The disc has ported over extras from a previous DVD release, beginning with an audio commentary from director Andrew V. McLaglen, which is dry, gappy, and occasionally informative.
John Wayne and Chisum is an 8:55 480i behind the scenes piece, with voice over man doing all the talking, over what is an extended trailer with b-roll footage.
Speaking of trailers the theatrical trailer is here as well, running to 3:30 HD.
I still know this film like the back of my hand, even after having it absent from my life for so long. And I still love it. It’s one of my favourite John Wayne Westerns, which isn’t a common opinion when it comes to Chisum, made in the declining years of the genre, already supplanted by the grittier and amoral Spaghetti Westerns. Chisum still has its conflict between right and wrong, heroes and villains, and its gunplay and action are done for fun, for entertainment purposes. Like so many memorable Westerns, Chisum takes real life, a real history, and rewrites it to make it an entertainment. Most of these characters existed, there was a Lincoln County War, with Chisum on one side, Murphy on the other, and it was brief and bloody. But it never happened the way it did in the movie. That’s good, because all I want from a John Wayne Western is good old-fashioned escapism, and Chisum has that in abundance.

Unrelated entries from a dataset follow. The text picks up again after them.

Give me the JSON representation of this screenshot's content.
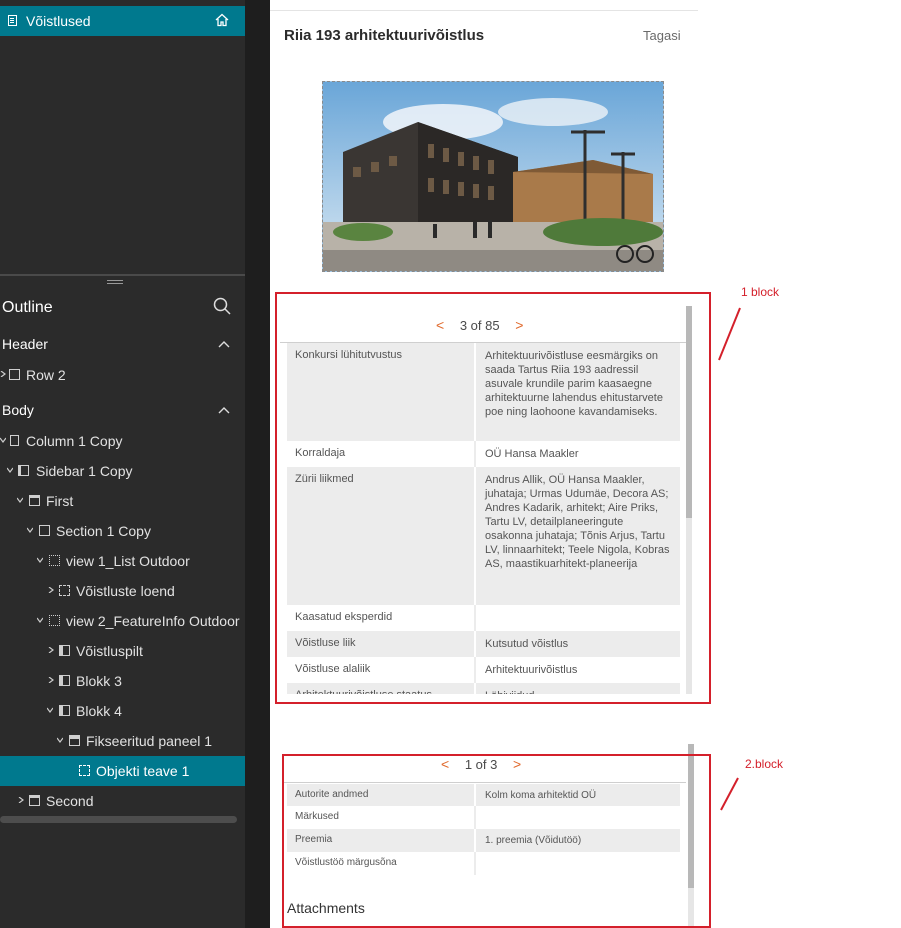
{
  "editor": {
    "page_item_label": "Võistlused",
    "outline_title": "Outline",
    "header_section": "Header",
    "body_section": "Body",
    "tree": [
      {
        "label": "Row 2"
      },
      {
        "label": "Column 1 Copy"
      },
      {
        "label": "Sidebar 1 Copy"
      },
      {
        "label": "First"
      },
      {
        "label": "Section 1 Copy"
      },
      {
        "label": "view 1_List Outdoor"
      },
      {
        "label": "Võistluste loend"
      },
      {
        "label": "view 2_FeatureInfo Outdoor"
      },
      {
        "label": "Võistluspilt"
      },
      {
        "label": "Blokk 3"
      },
      {
        "label": "Blokk 4"
      },
      {
        "label": "Fikseeritud paneel 1"
      },
      {
        "label": "Objekti teave 1"
      },
      {
        "label": "Second"
      }
    ]
  },
  "preview": {
    "title": "Riia 193 arhitektuurivõistlus",
    "back_label": "Tagasi",
    "photo_icon": "building-photo",
    "block1": {
      "pager_text": "3 of 85",
      "prev_arrow": "<",
      "next_arrow": ">",
      "rows": [
        {
          "key": "Konkursi lühitutvustus",
          "value": "Arhitektuurivõistluse eesmärgiks on saada Tartus Riia 193 aadressil asuvale krundile parim kaasaegne arhitektuurne lahendus ehitustarvete poe ning laohoone kavandamiseks."
        },
        {
          "key": "Korraldaja",
          "value": "OÜ Hansa Maakler"
        },
        {
          "key": "Zürii liikmed",
          "value": "Andrus Allik, OÜ Hansa Maakler, juhataja; Urmas Udumäe, Decora AS; Andres Kadarik, arhitekt; Aire Priks, Tartu LV, detailplaneeringute osakonna juhataja; Tõnis Arjus, Tartu LV, linnaarhitekt; Teele Nigola, Kobras AS, maastikuarhitekt-planeerija"
        },
        {
          "key": "Kaasatud eksperdid",
          "value": ""
        },
        {
          "key": "Võistluse liik",
          "value": "Kutsutud võistlus"
        },
        {
          "key": "Võistluse alaliik",
          "value": "Arhitektuurivõistlus"
        },
        {
          "key": "Arhitektuurivõistluse staatus",
          "value": "Läbiviidud"
        }
      ]
    },
    "block2": {
      "pager_text": "1 of 3",
      "prev_arrow": "<",
      "next_arrow": ">",
      "rows": [
        {
          "key": "Autorite andmed",
          "value": "Kolm koma arhitektid OÜ"
        },
        {
          "key": "Märkused",
          "value": ""
        },
        {
          "key": "Preemia",
          "value": "1. preemia (Võidutöö)"
        },
        {
          "key": "Võistlustöö märgusõna",
          "value": ""
        }
      ],
      "attachments_label": "Attachments"
    }
  },
  "annotations": {
    "block1_label": "1 block",
    "block2_label": "2.block",
    "color": "#d4202b"
  },
  "colors": {
    "accent": "#00798e",
    "pager_arrow": "#e0682a",
    "panel_bg": "#2b2b2b"
  }
}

But it has an interesting storyline to it that does go beyond the white hats and black hats of the more simplistic genre entries. New Mexico Territory circa 1870 is shown to be a land in flux. People like Chisum came and staked out their claims, tamed the land to their purposes, but that was as far as it went. With civilisation though come the other things, modernisation, business and industry, so there is an aspect of the film which is about a resistance to change, as well as the inevitability of change. For Chisum it becomes a choice between the change he is willing to accept, and the change that he is not. Given that Murphy is such an inveterate villain, there becomes a moral imperative to resist that change which doesn’t leave much room for nuance, but the film does have its reflective and thoughtful side to it, with Wayne’s Chisum presented as a fatherly, wise man who has earned his wisdom through harsh experience.

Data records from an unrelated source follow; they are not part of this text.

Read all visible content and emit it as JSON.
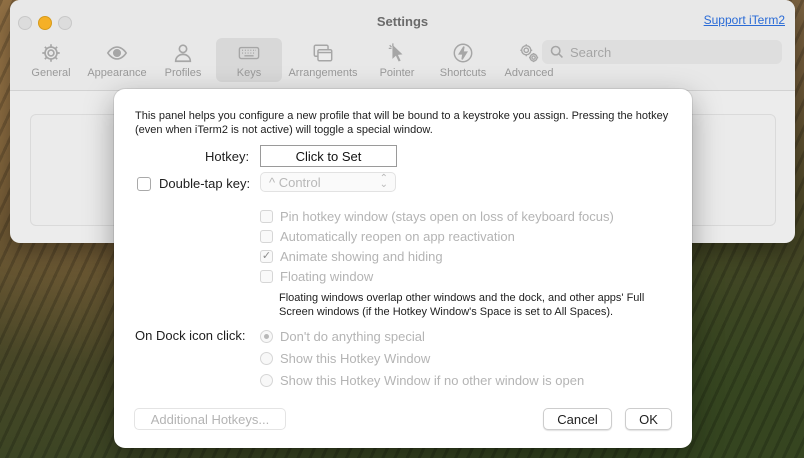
{
  "window": {
    "title": "Settings",
    "support_link": "Support iTerm2",
    "search_placeholder": "Search"
  },
  "toolbar": {
    "items": [
      {
        "label": "General",
        "icon": "gear-icon",
        "selected": false
      },
      {
        "label": "Appearance",
        "icon": "eye-icon",
        "selected": false
      },
      {
        "label": "Profiles",
        "icon": "person-icon",
        "selected": false
      },
      {
        "label": "Keys",
        "icon": "keyboard-icon",
        "selected": true
      },
      {
        "label": "Arrangements",
        "icon": "windows-icon",
        "selected": false
      },
      {
        "label": "Pointer",
        "icon": "cursor-icon",
        "selected": false
      },
      {
        "label": "Shortcuts",
        "icon": "bolt-icon",
        "selected": false
      },
      {
        "label": "Advanced",
        "icon": "gears-icon",
        "selected": false
      }
    ]
  },
  "sheet": {
    "intro": "This panel helps you configure a new profile that will be bound to a keystroke you assign. Pressing the hotkey (even when iTerm2 is not active) will toggle a special window.",
    "hotkey_label": "Hotkey:",
    "hotkey_button": "Click to Set",
    "double_tap_label": "Double-tap key:",
    "double_tap_checked": false,
    "double_tap_select": "^ Control",
    "options": [
      {
        "label": "Pin hotkey window (stays open on loss of keyboard focus)",
        "checked": false
      },
      {
        "label": "Automatically reopen on app reactivation",
        "checked": false
      },
      {
        "label": "Animate showing and hiding",
        "checked": true
      },
      {
        "label": "Floating window",
        "checked": false
      }
    ],
    "floating_note": "Floating windows overlap other windows and the dock, and other apps' Full Screen windows (if the Hotkey Window's Space is set to All Spaces).",
    "dock_label": "On Dock icon click:",
    "dock_options": [
      {
        "label": "Don't do anything special",
        "selected": true
      },
      {
        "label": "Show this Hotkey Window",
        "selected": false
      },
      {
        "label": "Show this Hotkey Window if no other window is open",
        "selected": false
      }
    ],
    "additional_button": "Additional Hotkeys...",
    "cancel_button": "Cancel",
    "ok_button": "OK"
  }
}
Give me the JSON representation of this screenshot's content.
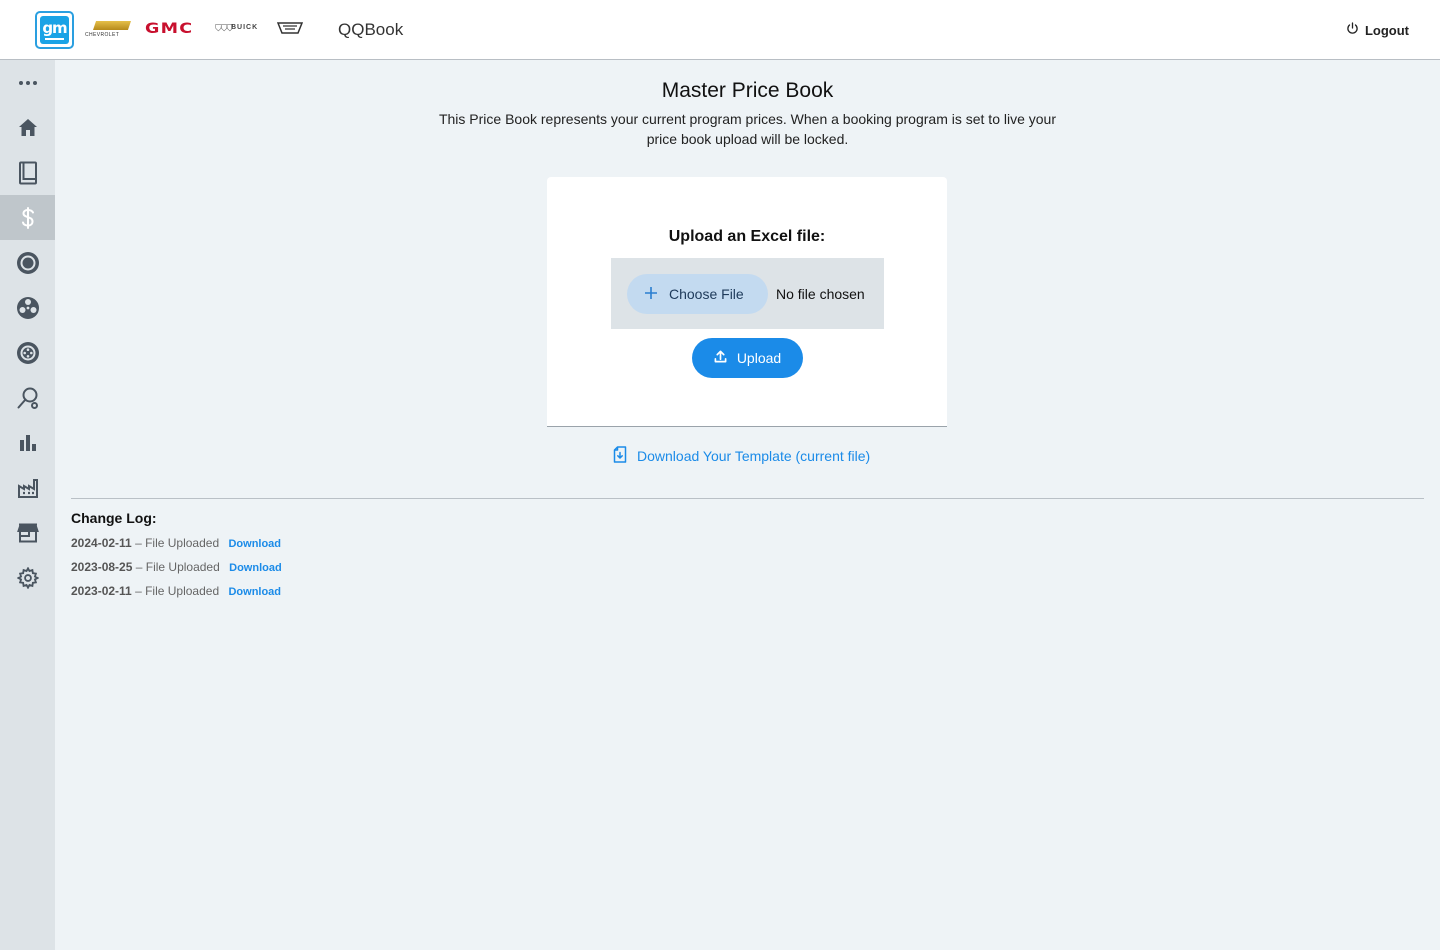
{
  "header": {
    "brands": {
      "gm": "gm",
      "chevrolet": "CHEVROLET",
      "gmc": "GMC",
      "buick": "BUICK"
    },
    "app_title": "QQBook",
    "logout_label": "Logout"
  },
  "sidebar": {
    "items": [
      {
        "icon": "more-icon"
      },
      {
        "icon": "home-icon"
      },
      {
        "icon": "book-icon"
      },
      {
        "icon": "dollar-icon",
        "active": true
      },
      {
        "icon": "target-icon"
      },
      {
        "icon": "wheel-icon"
      },
      {
        "icon": "tire-icon"
      },
      {
        "icon": "search-person-icon"
      },
      {
        "icon": "bar-chart-icon"
      },
      {
        "icon": "factory-icon"
      },
      {
        "icon": "store-icon"
      },
      {
        "icon": "gear-icon"
      }
    ]
  },
  "main": {
    "title": "Master Price Book",
    "description": "This Price Book represents your current program prices. When a booking program is set to live your price book upload will be locked.",
    "upload_card": {
      "label": "Upload an Excel file:",
      "choose_file_label": "Choose File",
      "no_file_text": "No file chosen",
      "upload_label": "Upload"
    },
    "template_link": "Download Your Template (current file)",
    "change_log": {
      "title": "Change Log:",
      "entries": [
        {
          "date": "2024-02-11",
          "text": " – File Uploaded",
          "action": "Download"
        },
        {
          "date": "2023-08-25",
          "text": " – File Uploaded",
          "action": "Download"
        },
        {
          "date": "2023-02-11",
          "text": " – File Uploaded",
          "action": "Download"
        }
      ]
    }
  },
  "colors": {
    "accent": "#1b8be8",
    "sidebar_bg": "#dde3e7",
    "page_bg": "#eef3f6"
  }
}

While the veterans of Western cinema drive the story in the film, it’s the ‘next generation’ of Western stars who hold the emotional arc of the film (or they would have been the next generation had the genre maintained) Geoffrey Deuel as Billy the Kid, Glenn Corbett as Pat Garrett and Pamela McMyler as Sallie Chisum have the emotional heart of the film, with Sallie a headstrong character who has apparently decided to move in with her uncle in New Mexico to ‘find herself’. There’s a romantic triangle that develops between the three, and again it’s driven by the inevitability of change. Both Pat Garrett and Billy the Kid at this time in their lives are at crossroads. William Bonney has something of a reputation, but he’s been taken under the wing of rancher Henry Tunstall, and is on the path to reform. The events in the story force Billy to choose between his old life and staying true to his mentor’s guidance. Pat Garrett is a buffalo hunter who says he has too much of the smell of death about him, but his path in the story takes him towards respectability.

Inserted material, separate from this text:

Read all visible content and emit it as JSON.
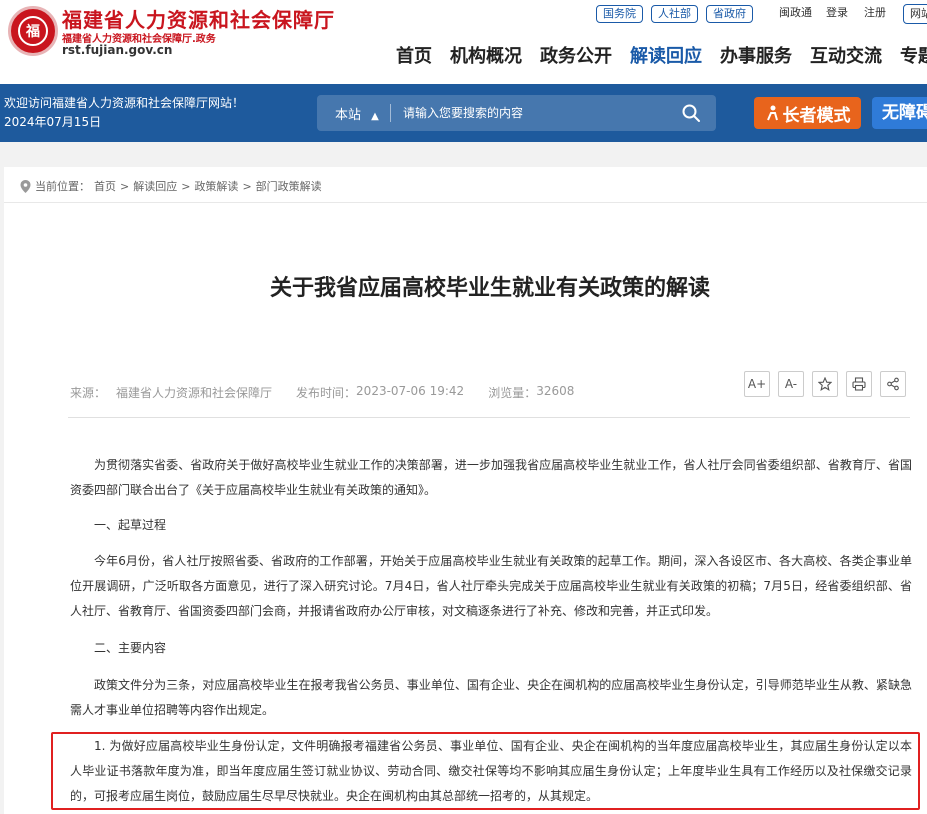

There is enough going on in the story to give it weight and depth, but really Chisum is a fun, action packed Western with larger than life characters, and deliciously quotable dialogue. The byplay between Chisum and his right-hand-man Pepper (Ben Johnson) is a constant delight, while John Wayne delivers his lines like he’s using his fists. This Blu-ray presents the film in excellent condition, and I can see it getting played as often as that VHS tape did once upon a time. Chisum isn’t the best Western John Wayne ever made, but it is by far my favourite.